(Dataset rows for apps and sites)
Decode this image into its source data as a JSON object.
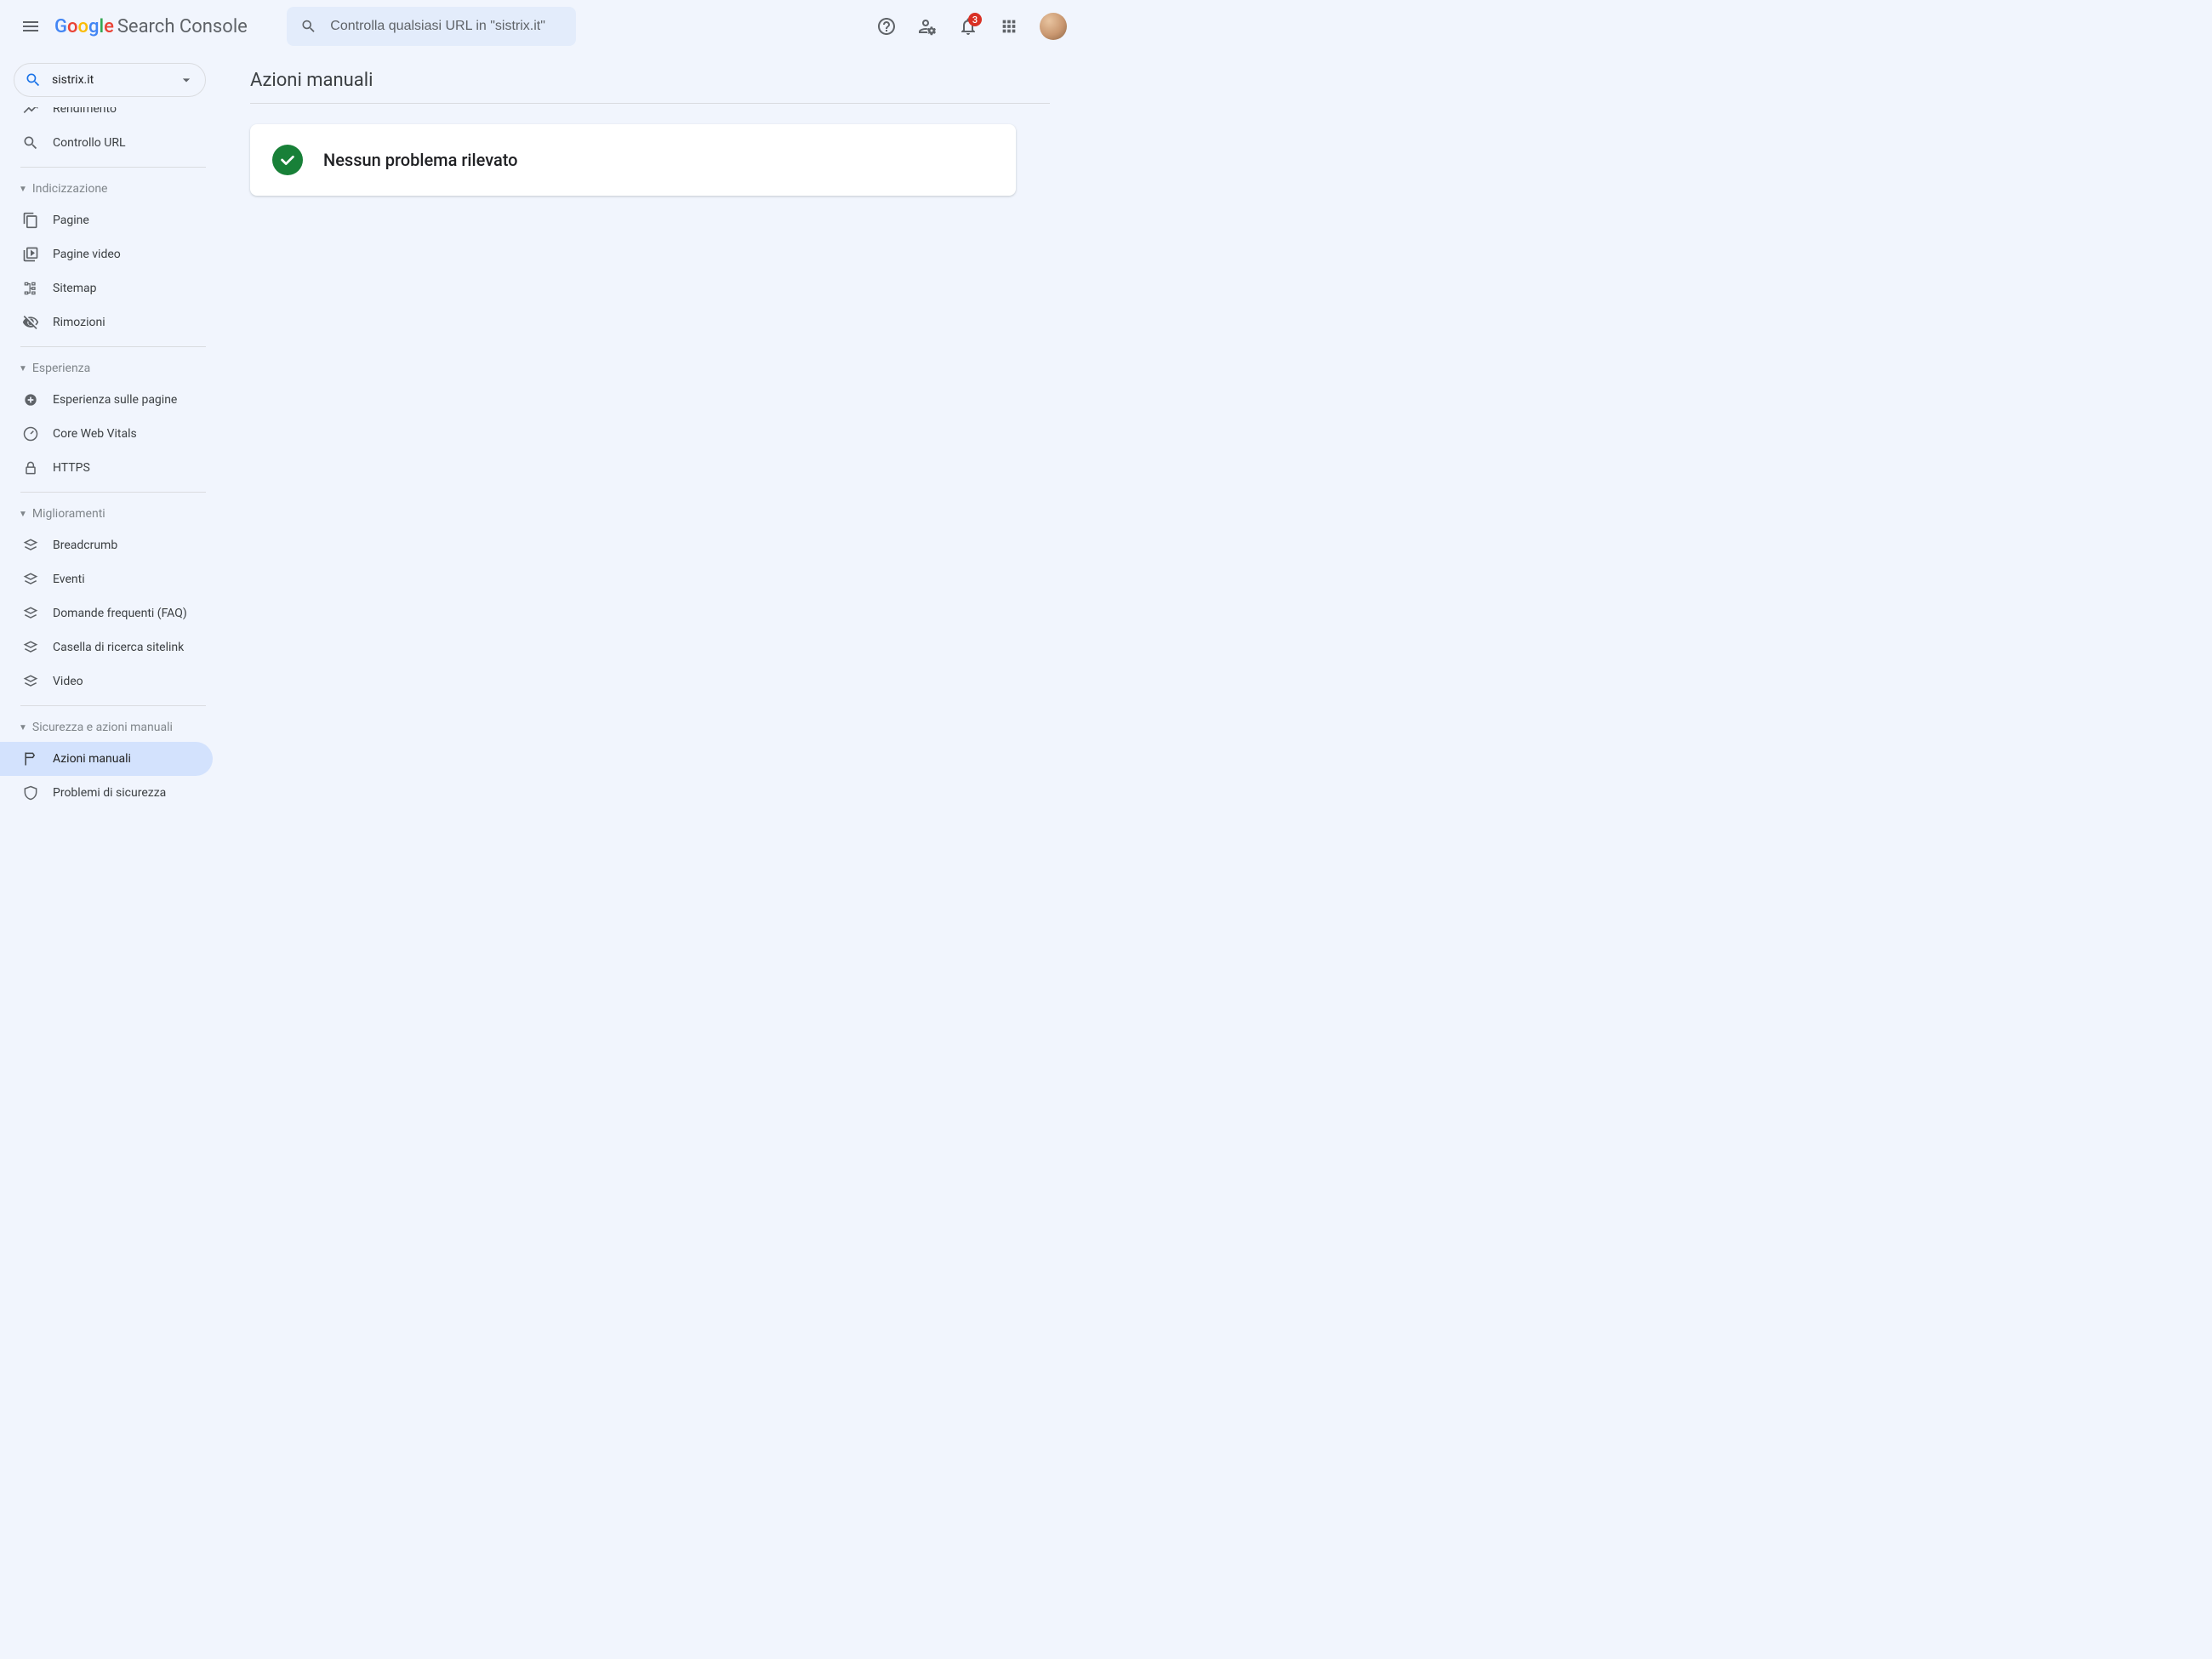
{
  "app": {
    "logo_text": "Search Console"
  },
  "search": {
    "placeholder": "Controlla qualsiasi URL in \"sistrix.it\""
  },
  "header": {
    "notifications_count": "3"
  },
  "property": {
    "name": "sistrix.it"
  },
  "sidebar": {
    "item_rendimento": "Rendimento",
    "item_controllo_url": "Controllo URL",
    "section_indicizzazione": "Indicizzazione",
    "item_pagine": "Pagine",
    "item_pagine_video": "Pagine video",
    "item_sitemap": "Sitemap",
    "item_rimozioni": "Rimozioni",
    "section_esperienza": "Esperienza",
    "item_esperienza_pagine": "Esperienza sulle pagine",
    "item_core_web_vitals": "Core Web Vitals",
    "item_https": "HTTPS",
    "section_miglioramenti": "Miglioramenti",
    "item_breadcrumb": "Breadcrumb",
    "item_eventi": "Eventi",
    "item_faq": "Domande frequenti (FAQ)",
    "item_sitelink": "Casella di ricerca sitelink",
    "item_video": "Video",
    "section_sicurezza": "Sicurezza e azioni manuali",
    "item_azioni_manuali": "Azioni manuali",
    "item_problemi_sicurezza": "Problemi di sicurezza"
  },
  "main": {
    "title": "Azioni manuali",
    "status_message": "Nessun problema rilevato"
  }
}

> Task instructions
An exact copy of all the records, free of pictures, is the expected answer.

> Answer
Decode this image into its source data as a JSON object.
{
  "app": {
    "logo_text": "Search Console"
  },
  "search": {
    "placeholder": "Controlla qualsiasi URL in \"sistrix.it\""
  },
  "header": {
    "notifications_count": "3"
  },
  "property": {
    "name": "sistrix.it"
  },
  "sidebar": {
    "item_rendimento": "Rendimento",
    "item_controllo_url": "Controllo URL",
    "section_indicizzazione": "Indicizzazione",
    "item_pagine": "Pagine",
    "item_pagine_video": "Pagine video",
    "item_sitemap": "Sitemap",
    "item_rimozioni": "Rimozioni",
    "section_esperienza": "Esperienza",
    "item_esperienza_pagine": "Esperienza sulle pagine",
    "item_core_web_vitals": "Core Web Vitals",
    "item_https": "HTTPS",
    "section_miglioramenti": "Miglioramenti",
    "item_breadcrumb": "Breadcrumb",
    "item_eventi": "Eventi",
    "item_faq": "Domande frequenti (FAQ)",
    "item_sitelink": "Casella di ricerca sitelink",
    "item_video": "Video",
    "section_sicurezza": "Sicurezza e azioni manuali",
    "item_azioni_manuali": "Azioni manuali",
    "item_problemi_sicurezza": "Problemi di sicurezza"
  },
  "main": {
    "title": "Azioni manuali",
    "status_message": "Nessun problema rilevato"
  }
}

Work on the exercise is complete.